Brief –
Repeat every record exactly, omitting the pictures.

The data –
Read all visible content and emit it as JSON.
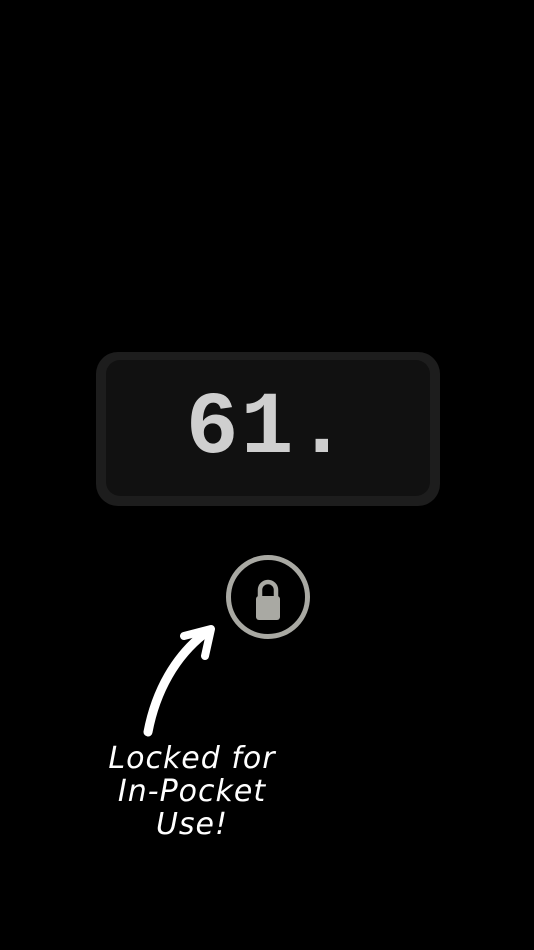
{
  "display": {
    "value": "61."
  },
  "lock": {
    "icon": "lock-icon",
    "color": "#a9a9a3"
  },
  "annotation": {
    "lines": [
      "Locked for",
      "In-Pocket",
      "Use!"
    ],
    "arrow_icon": "curved-arrow-icon"
  },
  "colors": {
    "background": "#000000",
    "panel": "#1d1d1d",
    "panel_inner": "#111111",
    "digits": "#cfcfcf",
    "note": "#ffffff"
  }
}
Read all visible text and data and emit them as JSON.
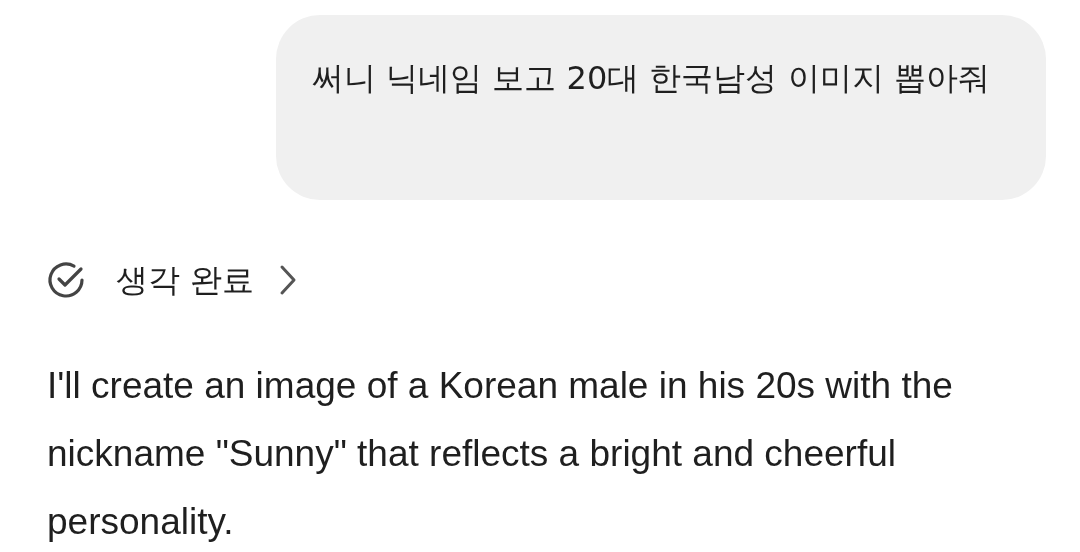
{
  "user_message": {
    "text": "써니 닉네임 보고 20대 한국남성 이미지 뽑아줘"
  },
  "thinking": {
    "label": "생각 완료",
    "expanded": false
  },
  "response": {
    "text": "I'll create an image of a Korean male in his 20s with the nickname \"Sunny\" that reflects a bright and cheerful personality."
  }
}
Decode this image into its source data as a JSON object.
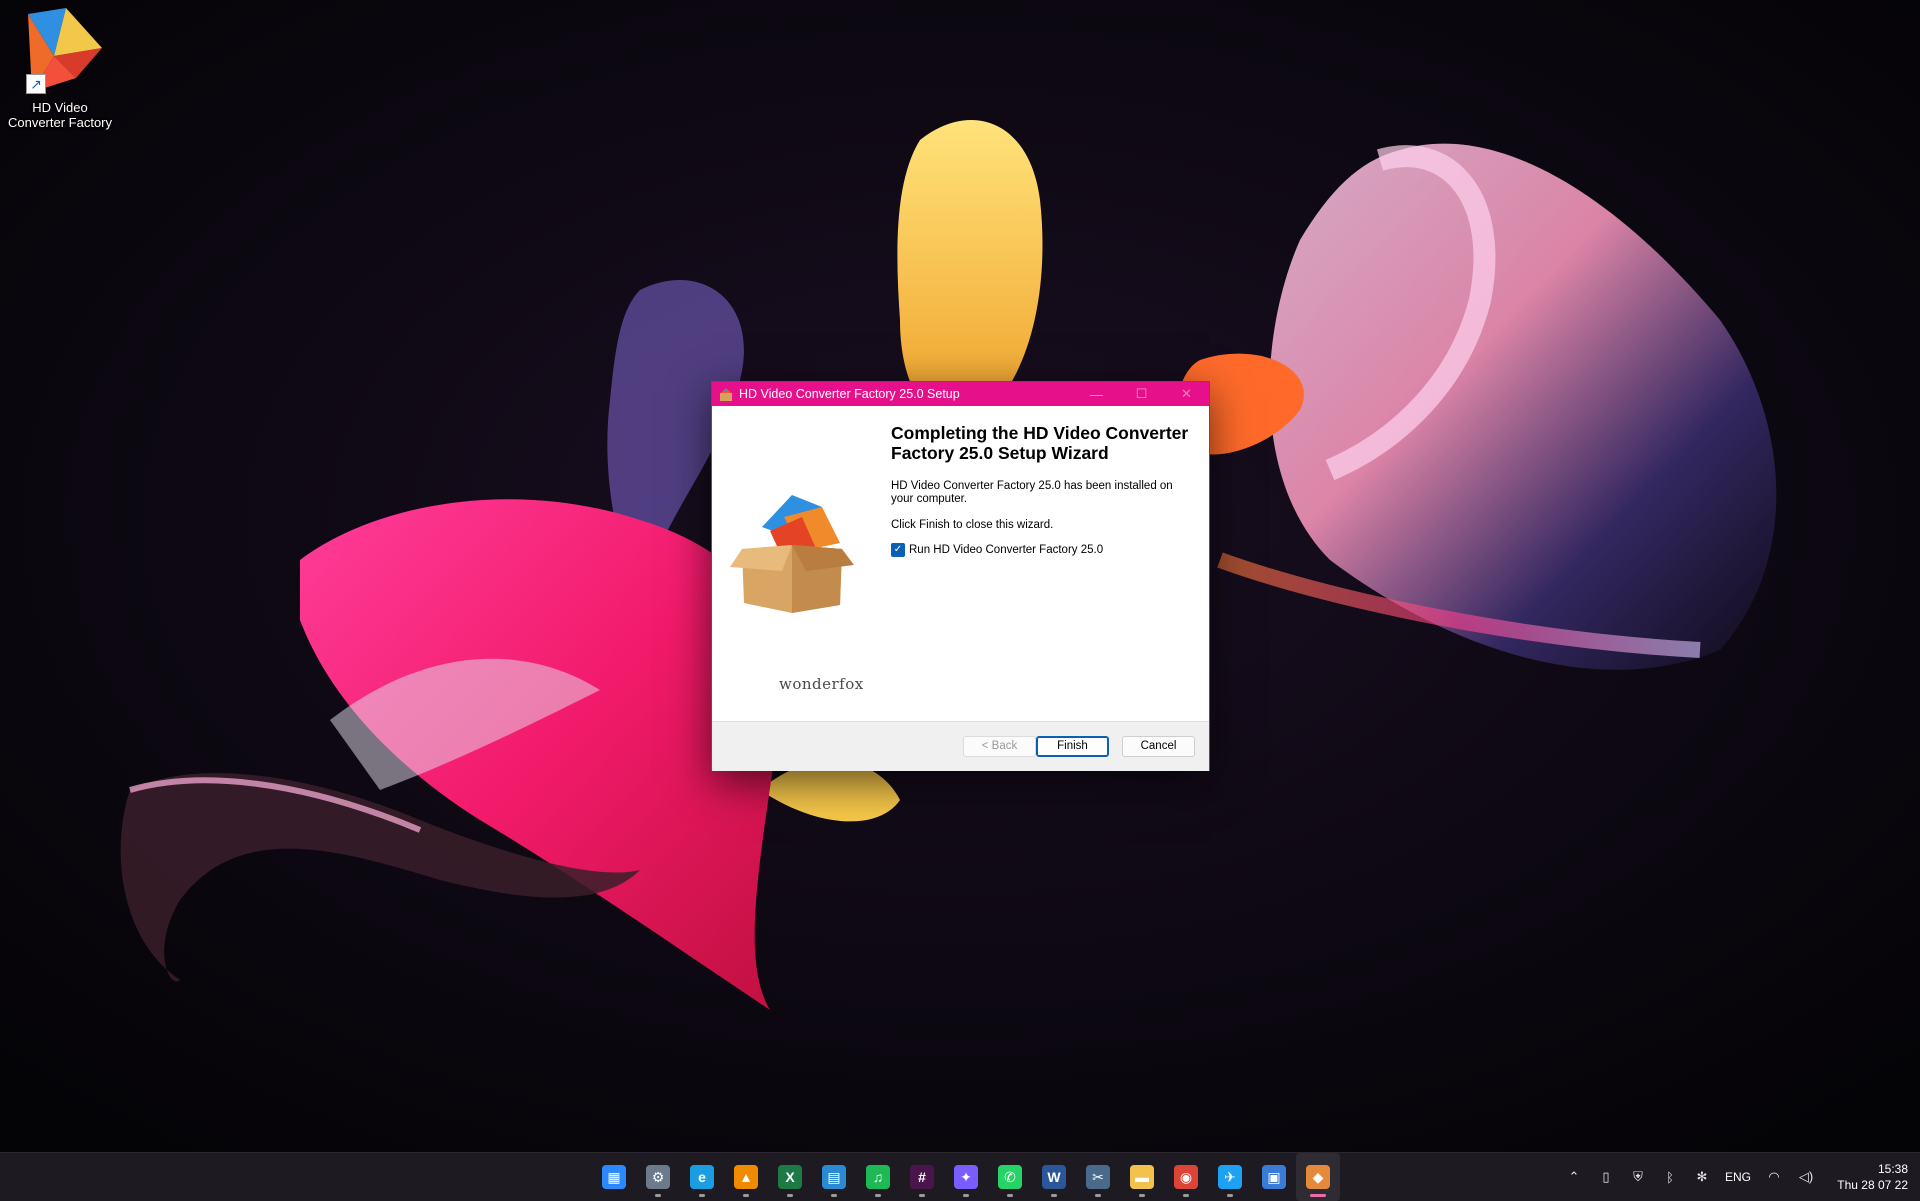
{
  "desktop": {
    "icons": [
      {
        "label": "HD Video Converter Factory"
      }
    ]
  },
  "dialog": {
    "title": "HD Video Converter Factory 25.0 Setup",
    "titlebar_buttons": {
      "minimize": "—",
      "maximize": "☐",
      "close": "✕"
    },
    "heading": "Completing the HD Video Converter Factory 25.0 Setup Wizard",
    "installed_text": "HD Video Converter Factory 25.0 has been installed on your computer.",
    "finish_text": "Click Finish to close this wizard.",
    "run_checkbox": {
      "label": "Run HD Video Converter Factory 25.0",
      "checked": true
    },
    "brand_text": "wonderfox",
    "buttons": {
      "back": "< Back",
      "finish": "Finish",
      "cancel": "Cancel"
    },
    "accent_color": "#e6118a"
  },
  "taskbar": {
    "apps": [
      {
        "name": "start-icon",
        "glyph": "▦",
        "color": "#2b88ff",
        "running": false
      },
      {
        "name": "settings-icon",
        "glyph": "⚙",
        "color": "#6b7b8c",
        "running": true
      },
      {
        "name": "edge-icon",
        "glyph": "e",
        "color": "#1b9de2",
        "running": true
      },
      {
        "name": "vlc-icon",
        "glyph": "▲",
        "color": "#f08a00",
        "running": true
      },
      {
        "name": "excel-icon",
        "glyph": "X",
        "color": "#1d7a45",
        "running": true
      },
      {
        "name": "company-portal-icon",
        "glyph": "▤",
        "color": "#2a8ad4",
        "running": true
      },
      {
        "name": "spotify-icon",
        "glyph": "♫",
        "color": "#1db954",
        "running": true
      },
      {
        "name": "slack-icon",
        "glyph": "#",
        "color": "#4a154b",
        "running": true
      },
      {
        "name": "messenger-icon",
        "glyph": "✦",
        "color": "#7a5cff",
        "running": true
      },
      {
        "name": "whatsapp-icon",
        "glyph": "✆",
        "color": "#25d366",
        "running": true
      },
      {
        "name": "word-icon",
        "glyph": "W",
        "color": "#2b579a",
        "running": true
      },
      {
        "name": "snipping-tool-icon",
        "glyph": "✂",
        "color": "#4a6a8c",
        "running": true
      },
      {
        "name": "file-explorer-icon",
        "glyph": "▬",
        "color": "#f2c14e",
        "running": true
      },
      {
        "name": "chrome-icon",
        "glyph": "◉",
        "color": "#db4437",
        "running": true
      },
      {
        "name": "twitter-icon",
        "glyph": "✈",
        "color": "#1da1f2",
        "running": true
      },
      {
        "name": "store-icon",
        "glyph": "▣",
        "color": "#3a7bd5",
        "running": false
      },
      {
        "name": "installer-icon",
        "glyph": "◆",
        "color": "#e48a3a",
        "running": true,
        "active": true
      }
    ],
    "tray": {
      "chevron": "⌃",
      "language": "ENG",
      "time": "15:38",
      "date": "Thu 28 07 22"
    }
  }
}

Output below –
Read all visible content and emit it as JSON.
{
  "display": {
    "value": "61."
  },
  "lock": {
    "icon": "lock-icon",
    "color": "#a9a9a3"
  },
  "annotation": {
    "lines": [
      "Locked for",
      "In-Pocket",
      "Use!"
    ],
    "arrow_icon": "curved-arrow-icon"
  },
  "colors": {
    "background": "#000000",
    "panel": "#1d1d1d",
    "panel_inner": "#111111",
    "digits": "#cfcfcf",
    "note": "#ffffff"
  }
}
Read all visible text and data and emit them as JSON.
{
  "user_message": {
    "text": "써니 닉네임 보고 20대 한국남성 이미지 뽑아줘"
  },
  "thinking": {
    "label": "생각 완료",
    "expanded": false
  },
  "response": {
    "text": "I'll create an image of a Korean male in his 20s with the nickname \"Sunny\" that reflects a bright and cheerful personality."
  }
}
Decode this image into its source data as a JSON object.
{
  "desktop": {
    "icons": [
      {
        "label": "HD Video Converter Factory"
      }
    ]
  },
  "dialog": {
    "title": "HD Video Converter Factory 25.0 Setup",
    "titlebar_buttons": {
      "minimize": "—",
      "maximize": "☐",
      "close": "✕"
    },
    "heading": "Completing the HD Video Converter Factory 25.0 Setup Wizard",
    "installed_text": "HD Video Converter Factory 25.0 has been installed on your computer.",
    "finish_text": "Click Finish to close this wizard.",
    "run_checkbox": {
      "label": "Run HD Video Converter Factory 25.0",
      "checked": true
    },
    "brand_text": "wonderfox",
    "buttons": {
      "back": "< Back",
      "finish": "Finish",
      "cancel": "Cancel"
    },
    "accent_color": "#e6118a"
  },
  "taskbar": {
    "apps": [
      {
        "name": "start-icon",
        "glyph": "▦",
        "color": "#2b88ff",
        "running": false
      },
      {
        "name": "settings-icon",
        "glyph": "⚙",
        "color": "#6b7b8c",
        "running": true
      },
      {
        "name": "edge-icon",
        "glyph": "e",
        "color": "#1b9de2",
        "running": true
      },
      {
        "name": "vlc-icon",
        "glyph": "▲",
        "color": "#f08a00",
        "running": true
      },
      {
        "name": "excel-icon",
        "glyph": "X",
        "color": "#1d7a45",
        "running": true
      },
      {
        "name": "company-portal-icon",
        "glyph": "▤",
        "color": "#2a8ad4",
        "running": true
      },
      {
        "name": "spotify-icon",
        "glyph": "♫",
        "color": "#1db954",
        "running": true
      },
      {
        "name": "slack-icon",
        "glyph": "#",
        "color": "#4a154b",
        "running": true
      },
      {
        "name": "messenger-icon",
        "glyph": "✦",
        "color": "#7a5cff",
        "running": true
      },
      {
        "name": "whatsapp-icon",
        "glyph": "✆",
        "color": "#25d366",
        "running": true
      },
      {
        "name": "word-icon",
        "glyph": "W",
        "color": "#2b579a",
        "running": true
      },
      {
        "name": "snipping-tool-icon",
        "glyph": "✂",
        "color": "#4a6a8c",
        "running": true
      },
      {
        "name": "file-explorer-icon",
        "glyph": "▬",
        "color": "#f2c14e",
        "running": true
      },
      {
        "name": "chrome-icon",
        "glyph": "◉",
        "color": "#db4437",
        "running": true
      },
      {
        "name": "twitter-icon",
        "glyph": "✈",
        "color": "#1da1f2",
        "running": true
      },
      {
        "name": "store-icon",
        "glyph": "▣",
        "color": "#3a7bd5",
        "running": false
      },
      {
        "name": "installer-icon",
        "glyph": "◆",
        "color": "#e48a3a",
        "running": true,
        "active": true
      }
    ],
    "tray": {
      "chevron": "⌃",
      "language": "ENG",
      "time": "15:38",
      "date": "Thu 28 07 22"
    }
  }
}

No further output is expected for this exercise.